- _Exercise instructions_: Copy each line of the entries beneath that contains the word "JSON".

- _The records_:
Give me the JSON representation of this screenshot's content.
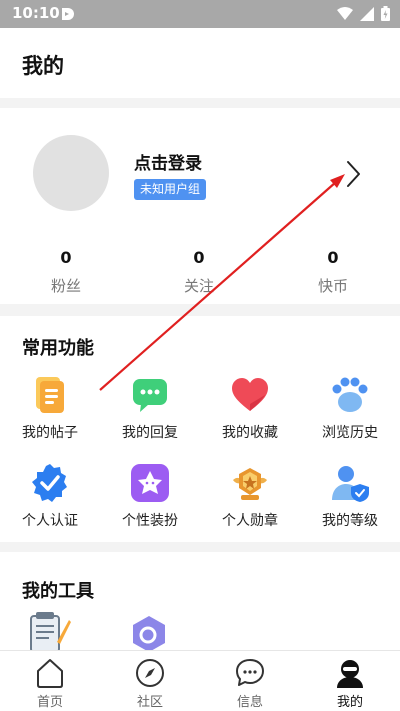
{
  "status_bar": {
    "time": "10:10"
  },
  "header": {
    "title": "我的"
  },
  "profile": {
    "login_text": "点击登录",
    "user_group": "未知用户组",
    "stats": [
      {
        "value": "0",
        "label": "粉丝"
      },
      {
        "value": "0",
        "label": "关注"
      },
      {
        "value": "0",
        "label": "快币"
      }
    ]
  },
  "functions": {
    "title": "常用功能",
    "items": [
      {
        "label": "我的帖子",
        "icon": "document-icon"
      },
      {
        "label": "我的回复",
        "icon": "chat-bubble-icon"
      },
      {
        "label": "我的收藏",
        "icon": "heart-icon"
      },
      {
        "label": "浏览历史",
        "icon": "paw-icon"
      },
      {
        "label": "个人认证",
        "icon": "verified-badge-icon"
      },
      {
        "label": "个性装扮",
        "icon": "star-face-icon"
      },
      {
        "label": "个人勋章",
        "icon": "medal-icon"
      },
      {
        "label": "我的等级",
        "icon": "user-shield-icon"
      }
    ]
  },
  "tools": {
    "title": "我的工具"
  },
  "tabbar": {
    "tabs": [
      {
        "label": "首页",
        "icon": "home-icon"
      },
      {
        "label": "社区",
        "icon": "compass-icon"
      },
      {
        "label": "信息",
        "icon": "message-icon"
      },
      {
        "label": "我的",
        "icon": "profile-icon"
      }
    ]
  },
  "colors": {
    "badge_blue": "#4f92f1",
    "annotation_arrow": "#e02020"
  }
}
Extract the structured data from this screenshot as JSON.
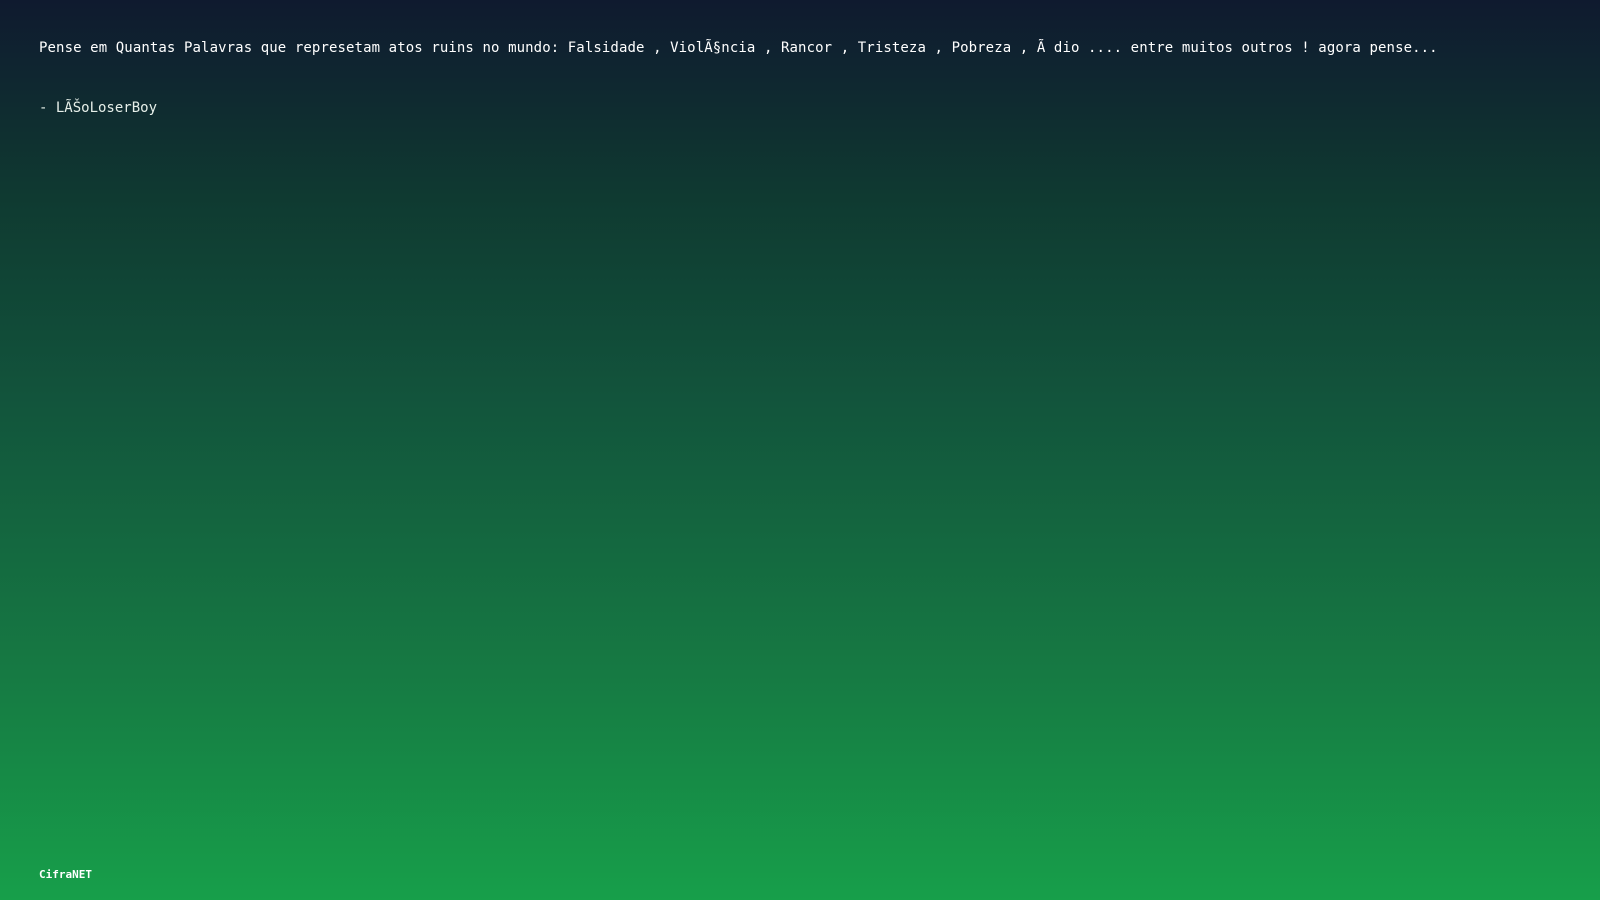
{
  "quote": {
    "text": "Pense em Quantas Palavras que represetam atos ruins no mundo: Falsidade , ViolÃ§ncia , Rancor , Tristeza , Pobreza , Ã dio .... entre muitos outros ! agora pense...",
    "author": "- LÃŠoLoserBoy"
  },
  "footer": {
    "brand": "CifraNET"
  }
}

- _Answer to the problem_:
Give me the JSON representation of this screenshot's content.
Extract the structured data from this screenshot as JSON.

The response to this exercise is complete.